Saturday, September 27, 2008

Intercultural Differences

For this summer vacation, I was attached to a shipyard for my internship. In this shipyard, the workers were mainly from foreign countries such as India, Bangladesh or the nearby neighboring countries such as Myanmar. The majority of these workers were from Bangladesh.

At the entrance of the shipyard, there were numerous gantries which were similar to those being using in the MRT stations. Most of us who worked in the shipyard were given electronic passes which we would have to tap in at the electronic card reader located at the gantries to go in and out of the shipyard. At the end of the working day, all of us would queue up at the gantries to tap our cards so that we could leave the shipyard.

Usually the queues at the gantries would be very long since there were a few thousand workers working in the shipyard. I noticed that they often like to stand very close to each other when they are queuing up. Additionally, when the gantries were open, they would be shoving each other to make their way out of the shipyard. All these made me felt very uneasy as I felt that they were rather rude and they were standing too close to me for my comfort.

I guess this is one of the situations where there would be conflicts between different cultures. For the Bangladeshi workers, it did not occur to them that there was such a problem since it was part of their culture. Since I was not immersed into their culture before, I had problems accommodating to their behavior. Over the duration of my internship, I slowly got used to this and was no longer bothered by it at the end of my internship.


Brad Blackstone said...

Excellent example of the power of proxemics, Wei Kwan! I wonder if your sense of social space has forever been affected by this experience. On a more practical level, is there any way that the shipyard could have alleviated this situation?

Thanks for the detailed presentation of this scenario.

Oxy said...

Hello Wei Kwan,

Yes, it appears to me that Bangladeshis are much more comfortable with physical contact such as holding hands and embracing as compared to Singaporeans.Perhaps they do not see shoving people as rude at all.

I have noticed that when I was in Thailand as well. The Thai women often like to sit pressing their shoulders or body against me. I was assuming that that was a gesture of friendliness, to show that they were treating you as one of them, so I had to fight the urge to move away.

Perhaps it was the same for the Bangladeshis?

Wei Kwan said...

Hello Brad,

I guess my sense of social space has been slightly affected by this experience. Nowadays, I don't really mind if people stand or sit really close to me. In fact, near the end of my internship, I would slightly push and shove my way in the queues so that I can get out of the shipyard faster !
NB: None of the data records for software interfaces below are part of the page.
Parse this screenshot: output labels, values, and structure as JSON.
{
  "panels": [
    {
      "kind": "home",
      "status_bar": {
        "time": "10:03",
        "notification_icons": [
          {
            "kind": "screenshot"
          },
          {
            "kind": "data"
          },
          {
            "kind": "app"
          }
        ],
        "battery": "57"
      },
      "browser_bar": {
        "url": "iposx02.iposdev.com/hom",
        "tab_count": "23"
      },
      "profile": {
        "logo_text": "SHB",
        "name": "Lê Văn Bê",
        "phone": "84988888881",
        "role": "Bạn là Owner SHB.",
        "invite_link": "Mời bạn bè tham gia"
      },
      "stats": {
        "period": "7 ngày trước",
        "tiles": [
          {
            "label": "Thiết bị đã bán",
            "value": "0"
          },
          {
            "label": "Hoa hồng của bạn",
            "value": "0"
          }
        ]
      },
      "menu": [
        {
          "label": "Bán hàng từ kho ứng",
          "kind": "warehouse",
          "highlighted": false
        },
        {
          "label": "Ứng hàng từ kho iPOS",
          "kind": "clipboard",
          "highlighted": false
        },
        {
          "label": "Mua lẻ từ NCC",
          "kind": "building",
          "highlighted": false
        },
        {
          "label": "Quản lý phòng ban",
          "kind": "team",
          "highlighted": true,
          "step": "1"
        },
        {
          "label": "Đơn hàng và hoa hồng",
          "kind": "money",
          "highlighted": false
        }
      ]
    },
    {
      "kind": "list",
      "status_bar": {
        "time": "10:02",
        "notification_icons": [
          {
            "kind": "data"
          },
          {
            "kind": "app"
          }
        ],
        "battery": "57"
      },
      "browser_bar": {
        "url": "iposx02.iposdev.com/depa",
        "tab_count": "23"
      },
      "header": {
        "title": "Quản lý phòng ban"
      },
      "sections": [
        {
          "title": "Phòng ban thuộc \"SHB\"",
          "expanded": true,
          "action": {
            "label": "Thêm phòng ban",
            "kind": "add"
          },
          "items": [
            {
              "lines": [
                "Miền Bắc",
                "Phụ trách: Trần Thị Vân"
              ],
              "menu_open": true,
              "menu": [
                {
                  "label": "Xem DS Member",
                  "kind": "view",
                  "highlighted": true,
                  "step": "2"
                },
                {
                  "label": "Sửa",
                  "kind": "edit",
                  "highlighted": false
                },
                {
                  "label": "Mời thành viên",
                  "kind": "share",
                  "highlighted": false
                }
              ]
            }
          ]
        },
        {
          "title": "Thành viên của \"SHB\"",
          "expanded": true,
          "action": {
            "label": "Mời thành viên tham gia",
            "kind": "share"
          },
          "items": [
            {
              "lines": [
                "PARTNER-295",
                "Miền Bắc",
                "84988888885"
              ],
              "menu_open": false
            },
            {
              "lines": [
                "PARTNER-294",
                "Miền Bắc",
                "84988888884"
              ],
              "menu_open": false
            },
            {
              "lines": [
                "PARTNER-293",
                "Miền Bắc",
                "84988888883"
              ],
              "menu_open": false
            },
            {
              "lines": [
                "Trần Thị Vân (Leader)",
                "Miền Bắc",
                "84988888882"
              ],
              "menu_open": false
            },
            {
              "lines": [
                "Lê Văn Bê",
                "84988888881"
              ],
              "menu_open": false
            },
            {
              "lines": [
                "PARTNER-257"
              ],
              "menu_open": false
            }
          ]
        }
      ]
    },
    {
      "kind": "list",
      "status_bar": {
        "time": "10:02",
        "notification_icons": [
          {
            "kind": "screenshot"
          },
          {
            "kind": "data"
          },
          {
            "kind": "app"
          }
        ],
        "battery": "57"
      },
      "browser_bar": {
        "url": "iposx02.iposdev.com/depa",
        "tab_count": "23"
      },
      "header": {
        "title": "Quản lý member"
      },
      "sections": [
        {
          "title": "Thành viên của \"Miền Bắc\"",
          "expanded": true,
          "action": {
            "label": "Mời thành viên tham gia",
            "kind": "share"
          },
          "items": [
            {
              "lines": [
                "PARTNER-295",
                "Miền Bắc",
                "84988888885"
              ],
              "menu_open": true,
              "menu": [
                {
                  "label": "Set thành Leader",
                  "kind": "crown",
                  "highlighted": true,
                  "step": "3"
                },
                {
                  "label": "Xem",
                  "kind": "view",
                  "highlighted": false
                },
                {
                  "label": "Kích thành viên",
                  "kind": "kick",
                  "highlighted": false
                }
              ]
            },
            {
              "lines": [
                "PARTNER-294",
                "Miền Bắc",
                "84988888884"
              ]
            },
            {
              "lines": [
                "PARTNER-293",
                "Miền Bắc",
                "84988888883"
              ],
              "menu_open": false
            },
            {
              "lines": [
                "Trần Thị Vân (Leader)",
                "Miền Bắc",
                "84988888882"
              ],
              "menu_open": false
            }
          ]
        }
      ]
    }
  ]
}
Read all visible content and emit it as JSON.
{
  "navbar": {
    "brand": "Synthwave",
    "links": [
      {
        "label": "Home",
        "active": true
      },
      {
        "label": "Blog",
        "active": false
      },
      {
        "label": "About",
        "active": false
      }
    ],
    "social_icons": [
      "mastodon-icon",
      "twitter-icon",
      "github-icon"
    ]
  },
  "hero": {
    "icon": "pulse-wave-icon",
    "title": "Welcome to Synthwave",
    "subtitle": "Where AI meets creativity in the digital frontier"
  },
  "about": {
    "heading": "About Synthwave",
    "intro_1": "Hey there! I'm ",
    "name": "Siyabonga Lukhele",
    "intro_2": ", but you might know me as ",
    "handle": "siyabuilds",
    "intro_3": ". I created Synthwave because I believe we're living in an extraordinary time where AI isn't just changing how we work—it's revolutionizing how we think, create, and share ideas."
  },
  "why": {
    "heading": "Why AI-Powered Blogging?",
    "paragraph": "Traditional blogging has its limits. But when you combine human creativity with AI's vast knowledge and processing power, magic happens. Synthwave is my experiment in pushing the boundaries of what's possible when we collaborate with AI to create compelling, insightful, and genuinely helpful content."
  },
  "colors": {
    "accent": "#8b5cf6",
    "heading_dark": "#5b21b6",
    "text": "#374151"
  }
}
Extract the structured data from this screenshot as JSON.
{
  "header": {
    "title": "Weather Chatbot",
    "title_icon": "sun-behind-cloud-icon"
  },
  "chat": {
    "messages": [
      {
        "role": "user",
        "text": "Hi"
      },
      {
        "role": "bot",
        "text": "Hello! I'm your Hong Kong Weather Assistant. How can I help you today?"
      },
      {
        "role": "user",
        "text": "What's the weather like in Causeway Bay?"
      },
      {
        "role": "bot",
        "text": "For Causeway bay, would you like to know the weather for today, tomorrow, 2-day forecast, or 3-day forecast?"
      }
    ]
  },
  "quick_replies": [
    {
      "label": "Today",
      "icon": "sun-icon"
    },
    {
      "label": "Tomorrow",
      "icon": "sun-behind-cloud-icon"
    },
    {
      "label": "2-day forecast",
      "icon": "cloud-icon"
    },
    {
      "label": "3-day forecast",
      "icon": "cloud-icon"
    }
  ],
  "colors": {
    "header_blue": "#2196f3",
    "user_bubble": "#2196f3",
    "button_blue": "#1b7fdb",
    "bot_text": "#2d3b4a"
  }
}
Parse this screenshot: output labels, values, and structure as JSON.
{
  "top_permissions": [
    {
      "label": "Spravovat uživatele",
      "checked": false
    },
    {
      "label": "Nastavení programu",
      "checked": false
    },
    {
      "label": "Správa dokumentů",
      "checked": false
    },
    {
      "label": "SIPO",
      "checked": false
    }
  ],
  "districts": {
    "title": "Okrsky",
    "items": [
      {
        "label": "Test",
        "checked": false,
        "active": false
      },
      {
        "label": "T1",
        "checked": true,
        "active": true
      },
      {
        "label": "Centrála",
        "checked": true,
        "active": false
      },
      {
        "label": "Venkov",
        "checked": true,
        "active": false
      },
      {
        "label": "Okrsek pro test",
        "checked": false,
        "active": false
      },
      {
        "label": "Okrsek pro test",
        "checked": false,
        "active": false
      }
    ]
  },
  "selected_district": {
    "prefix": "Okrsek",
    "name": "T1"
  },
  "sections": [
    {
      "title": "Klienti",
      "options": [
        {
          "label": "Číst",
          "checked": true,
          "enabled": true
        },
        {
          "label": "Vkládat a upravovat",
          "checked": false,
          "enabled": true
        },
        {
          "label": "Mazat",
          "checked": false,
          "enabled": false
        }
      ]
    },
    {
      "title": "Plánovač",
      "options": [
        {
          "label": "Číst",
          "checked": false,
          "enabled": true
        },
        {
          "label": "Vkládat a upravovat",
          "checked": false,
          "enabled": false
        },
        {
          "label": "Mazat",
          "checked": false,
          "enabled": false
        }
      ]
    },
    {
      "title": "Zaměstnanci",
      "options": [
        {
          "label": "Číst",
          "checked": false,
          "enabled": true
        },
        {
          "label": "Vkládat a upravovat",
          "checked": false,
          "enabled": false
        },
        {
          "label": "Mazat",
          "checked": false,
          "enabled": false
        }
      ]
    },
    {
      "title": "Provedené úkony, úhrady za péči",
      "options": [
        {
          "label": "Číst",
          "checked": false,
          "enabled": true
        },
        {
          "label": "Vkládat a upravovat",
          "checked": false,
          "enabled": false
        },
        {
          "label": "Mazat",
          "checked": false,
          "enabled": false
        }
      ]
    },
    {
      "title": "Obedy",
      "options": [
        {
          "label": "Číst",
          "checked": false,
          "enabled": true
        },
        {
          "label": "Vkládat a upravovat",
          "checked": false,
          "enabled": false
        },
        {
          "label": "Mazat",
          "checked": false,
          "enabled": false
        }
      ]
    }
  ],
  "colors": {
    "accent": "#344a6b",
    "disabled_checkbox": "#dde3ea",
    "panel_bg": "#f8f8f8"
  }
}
I don't think the shipyard could have alleviate this situation. In fact, I prefer the shipyard not to do so as a form of respect for their culture. As long as the queuing up are done in an orderly and safe fashion, it is alright for this practice to be carried on.

Wei Kwan said...

Hello Oxy,

Actually I'm not that sure if it's the same for the Bangladeshis. Now that you asked, I regretted not asking them why do they behave this way :)

joyce said...

Hello Wei Kwan,

I was thinking that the reason Bangladeshis feel comfortable with physical contact may be that they form very close-knit groups in their communities or villages back home. In Singapore, we do not have such opportunities for close interaction from young. Moreover, the different races create a barrier for any form of physical contact as well.

Another reason I can think of is that the Bangladeshis share a common bond by coming to work here in a foreign country to them. Hence, they tend to gather and form close-knit groups where physical contact may mean comfort and reassurance to them. Anyway, the workers are always employed in a large group at once and it is natural for them to come together.

Wei Kwan said...

Hi Joyce,

The reason that you gave sound plausible too. It's true that in Singapore, there is not much opportunities for close interaction. After all, most of us live in the high-rise flats or apartments in this concrete jungles. Gone are the days of the kampong where the communities are known to be closely knitted and people knew each other very well.

I was also thinking along the line that their behavior also reflects the values held by society. For example, Singaporeans are known to be "kiasu" or in other words, afraid of losing out. This perhaps stems from the values being held by most of us due to pragmatism being advocated by the government. Well for the Bangladeshis, the reason that they behave this way may reflect some of the values that they hold. Maybe it reflects the way they like to do things in a fast and concise manner ? I'm not that sure :)